## The records
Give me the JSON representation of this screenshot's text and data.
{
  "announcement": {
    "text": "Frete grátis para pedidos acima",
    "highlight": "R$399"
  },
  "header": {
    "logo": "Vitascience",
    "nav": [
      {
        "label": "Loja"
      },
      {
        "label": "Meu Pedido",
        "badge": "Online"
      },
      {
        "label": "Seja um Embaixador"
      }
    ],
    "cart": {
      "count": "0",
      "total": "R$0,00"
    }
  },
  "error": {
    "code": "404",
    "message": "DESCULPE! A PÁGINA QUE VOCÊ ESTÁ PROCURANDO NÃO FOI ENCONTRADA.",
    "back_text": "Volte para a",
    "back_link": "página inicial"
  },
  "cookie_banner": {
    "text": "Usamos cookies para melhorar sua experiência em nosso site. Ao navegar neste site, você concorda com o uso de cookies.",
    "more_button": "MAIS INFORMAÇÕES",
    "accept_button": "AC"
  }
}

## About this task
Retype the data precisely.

## Expected answer
Give me the JSON representation of this screenshot's text and data.
{
  "announcement": {
    "text": "Frete grátis para pedidos acima",
    "highlight": "R$399"
  },
  "header": {
    "logo": "Vitascience",
    "nav": [
      {
        "label": "Loja"
      },
      {
        "label": "Meu Pedido",
        "badge": "Online"
      },
      {
        "label": "Seja um Embaixador"
      }
    ],
    "cart": {
      "count": "0",
      "total": "R$0,00"
    }
  },
  "error": {
    "code": "404",
    "message": "DESCULPE! A PÁGINA QUE VOCÊ ESTÁ PROCURANDO NÃO FOI ENCONTRADA.",
    "back_text": "Volte para a",
    "back_link": "página inicial"
  },
  "cookie_banner": {
    "text": "Usamos cookies para melhorar sua experiência em nosso site. Ao navegar neste site, você concorda com o uso de cookies.",
    "more_button": "MAIS INFORMAÇÕES",
    "accept_button": "AC"
  }
}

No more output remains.